C Minor Barred
You can determine the name of the chord when the root (lowest) note is played on the frets in the chart below.
|Minor Chord||–||–||C Open||C#/Db||D||D#/Eb||E||F||F#/Gb||G||G#/Ab||A||A#/Bb||B|
You may want to try the alternate fingering below for
the barred form. It’s a lot easier to play. It omits the
root note which might sound a little different at first,
but it’s still a C minor chord. This is called an inversion.
You’ll learn more about inversions when you get to dominant
7th chords. When you are fretting it imagine an invisible
finger fretting the root note on the 5th or you may get
in a bad habit of using the note on the 4th fret to name
the chord, which would be wrong.
A great way to master the fingering for the C minor style
barre is to play it on the 4th fret, then 2nd, and so on.
Continue up the fret board all the way up to the 12th fret.
Then go all the way back down to the open position. It’s
a bit tough at first, but with practice you’ll get it!

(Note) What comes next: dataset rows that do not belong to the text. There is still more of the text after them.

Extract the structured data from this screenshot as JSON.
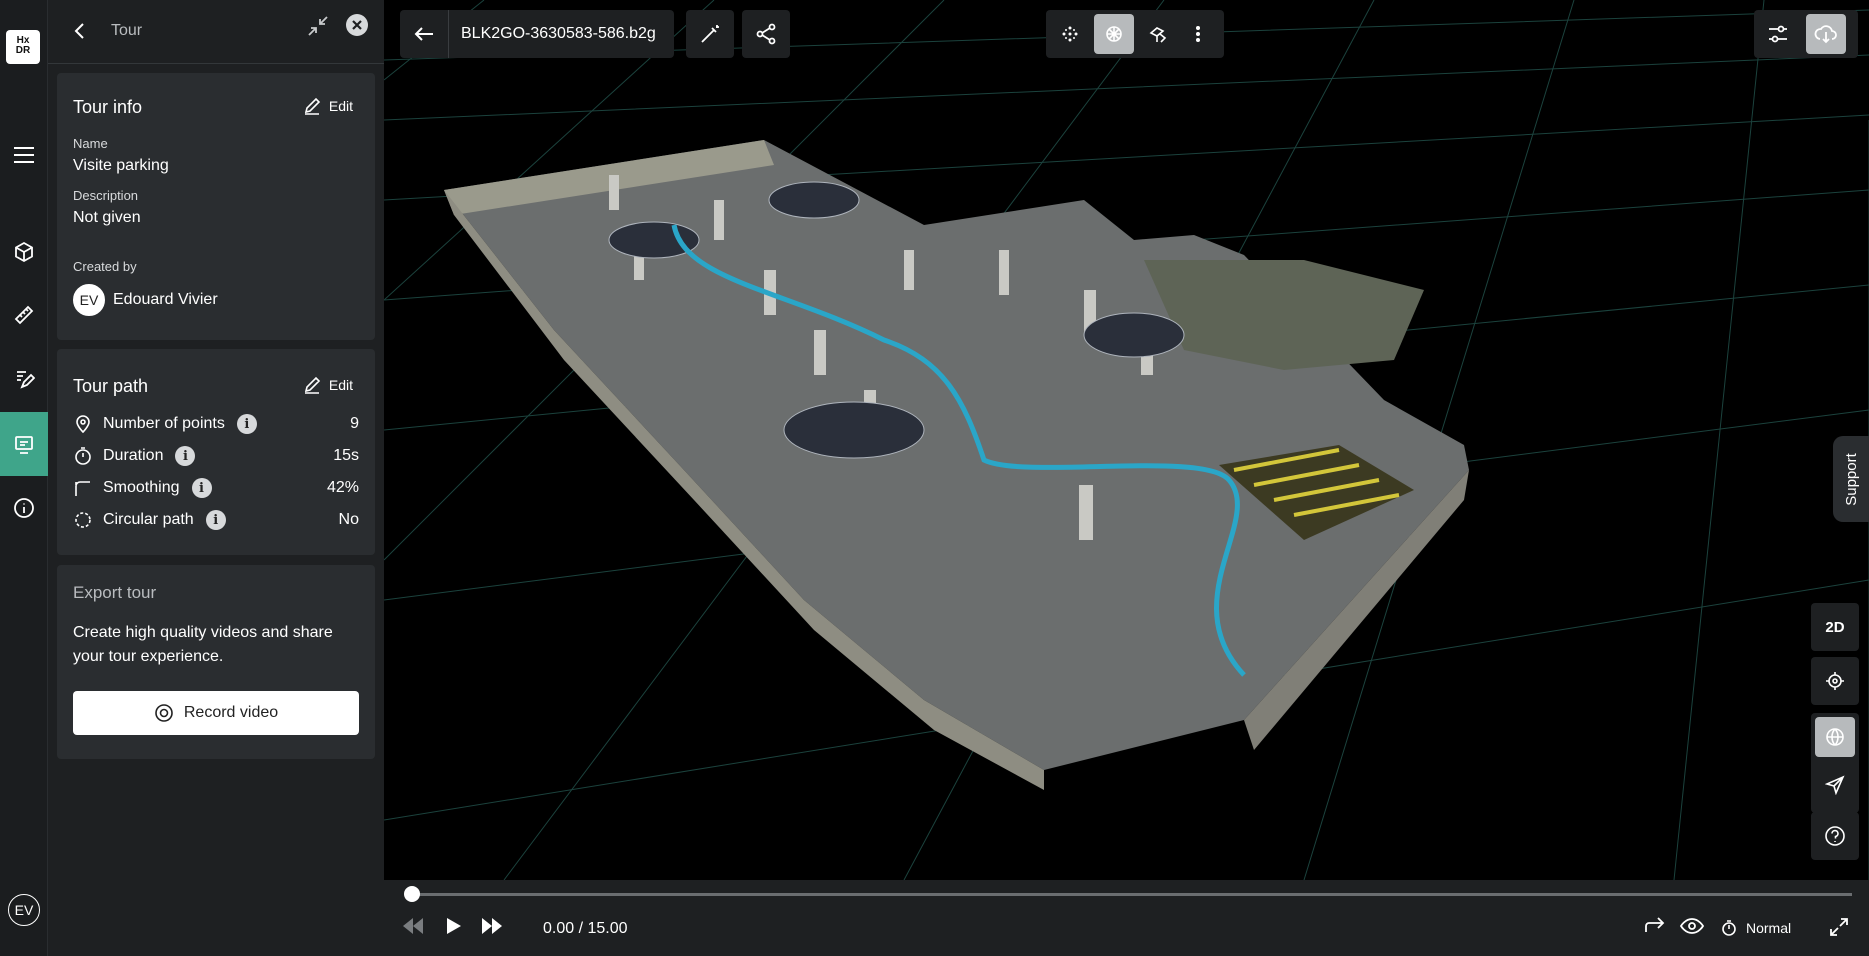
{
  "rail": {
    "logo_top": "Hx",
    "logo_bottom": "DR",
    "user_initials": "EV"
  },
  "panel": {
    "title": "Tour",
    "tour_info": {
      "heading": "Tour info",
      "edit_label": "Edit",
      "name_label": "Name",
      "name_value": "Visite parking",
      "description_label": "Description",
      "description_value": "Not given",
      "created_by_label": "Created by",
      "creator_initials": "EV",
      "creator_name": "Edouard Vivier"
    },
    "tour_path": {
      "heading": "Tour path",
      "edit_label": "Edit",
      "rows": [
        {
          "label": "Number of points",
          "value": "9",
          "icon": "location-pin-icon"
        },
        {
          "label": "Duration",
          "value": "15s",
          "icon": "stopwatch-icon"
        },
        {
          "label": "Smoothing",
          "value": "42%",
          "icon": "smoothing-icon"
        },
        {
          "label": "Circular path",
          "value": "No",
          "icon": "circular-path-icon"
        }
      ]
    },
    "export": {
      "heading": "Export tour",
      "description": "Create high quality videos and share your tour experience.",
      "button_label": "Record video"
    }
  },
  "toolbar": {
    "file_name": "BLK2GO-3630583-586.b2g"
  },
  "right_tools": {
    "mode_2d": "2D",
    "support_label": "Support"
  },
  "playback": {
    "progress": 0,
    "time": "0.00 / 15.00",
    "speed": "Normal"
  },
  "colors": {
    "accent": "#3fa58a",
    "path": "#2aa6c8",
    "panel_bg": "#1e2022",
    "card_bg": "#2a2d30"
  }
}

The exercise is performed in the audio example below using
the alternate fingering.